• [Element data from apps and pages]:
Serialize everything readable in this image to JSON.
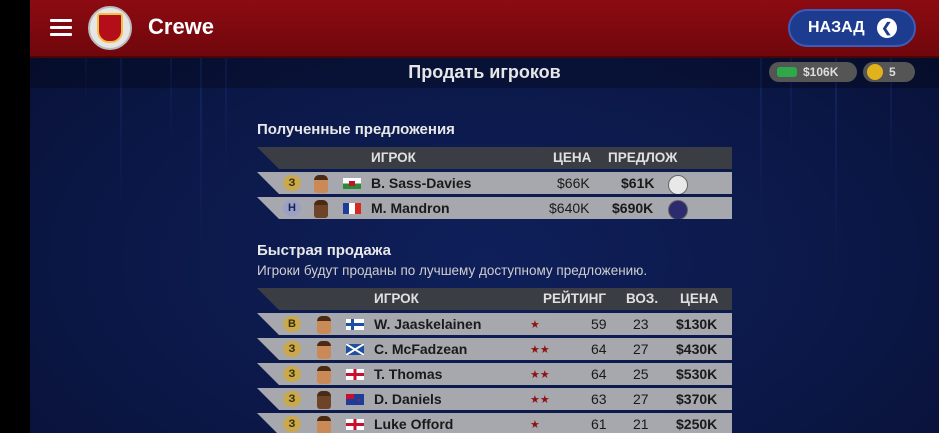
{
  "header": {
    "club_name": "Crewe",
    "back_label": "НАЗАД"
  },
  "subheader": {
    "title": "Продать игроков",
    "money": "$106K",
    "coins": "5"
  },
  "offers": {
    "title": "Полученные предложения",
    "columns": {
      "player": "ИГРОК",
      "price": "ЦЕНА",
      "offer": "ПРЕДЛОЖ"
    },
    "rows": [
      {
        "pos": "З",
        "flag": "wales",
        "name": "B. Sass-Davies",
        "price": "$66K",
        "offer": "$61K",
        "club_icon": "club-crest-icon"
      },
      {
        "pos": "Н",
        "flag": "france",
        "name": "M. Mandron",
        "price": "$640K",
        "offer": "$690K",
        "club_icon": "club-crest-icon"
      }
    ]
  },
  "quick_sale": {
    "title": "Быстрая продажа",
    "subtitle": "Игроки будут проданы по лучшему доступному предложению.",
    "columns": {
      "player": "ИГРОК",
      "rating": "РЕЙТИНГ",
      "age": "ВОЗ.",
      "price": "ЦЕНА"
    },
    "rows": [
      {
        "pos": "В",
        "flag": "finland",
        "name": "W. Jaaskelainen",
        "stars": "★",
        "rating": "59",
        "age": "23",
        "price": "$130K"
      },
      {
        "pos": "З",
        "flag": "scotland",
        "name": "C. McFadzean",
        "stars": "★★",
        "rating": "64",
        "age": "27",
        "price": "$430K"
      },
      {
        "pos": "З",
        "flag": "england",
        "name": "T. Thomas",
        "stars": "★★",
        "rating": "64",
        "age": "25",
        "price": "$530K"
      },
      {
        "pos": "З",
        "flag": "new-zealand",
        "name": "D. Daniels",
        "stars": "★★",
        "rating": "63",
        "age": "27",
        "price": "$370K"
      },
      {
        "pos": "З",
        "flag": "england",
        "name": "Luke Offord",
        "stars": "★",
        "rating": "61",
        "age": "21",
        "price": "$250K"
      }
    ]
  },
  "colors": {
    "topbar": "#8d0b12",
    "background": "#0b1848",
    "back_button": "#1d3c8f",
    "row": "#a6a8ad",
    "header_row": "#3a3d44",
    "star": "#8f1212"
  }
}
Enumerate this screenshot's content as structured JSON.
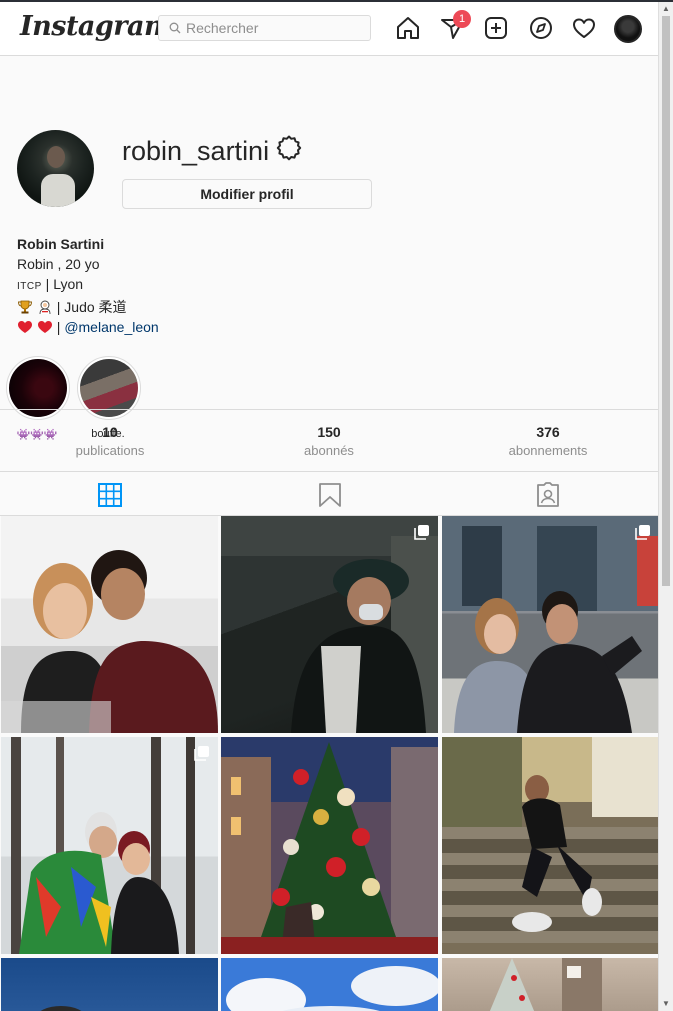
{
  "header": {
    "logo": "Instagram",
    "search_placeholder": "Rechercher",
    "notification_count": "1",
    "icons": [
      "home-icon",
      "direct-icon",
      "new-post-icon",
      "explore-icon",
      "activity-icon",
      "profile-avatar"
    ]
  },
  "profile": {
    "username": "robin_sartini",
    "edit_label": "Modifier profil",
    "full_name": "Robin Sartini",
    "bio_line1": "Robin , 20 yo",
    "bio_line2_small": "ITCP",
    "bio_line2_rest": " | Lyon",
    "bio_line3_text": " | Judo 柔道",
    "bio_line4_sep": " | ",
    "bio_line4_link": "@melane_leon"
  },
  "highlights": [
    {
      "label": "👾👾👾"
    },
    {
      "label": "bouffe."
    }
  ],
  "stats": [
    {
      "value": "10",
      "label": "publications"
    },
    {
      "value": "150",
      "label": "abonnés"
    },
    {
      "value": "376",
      "label": "abonnements"
    }
  ],
  "tabs": [
    "grid-icon",
    "saved-icon",
    "tagged-icon"
  ],
  "colors": {
    "accent": "#0095f6",
    "badge": "#ed4956",
    "link": "#00376b"
  }
}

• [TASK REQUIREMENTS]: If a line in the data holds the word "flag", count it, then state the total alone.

• [SOLUTION TO THIS PROBLEM]: 7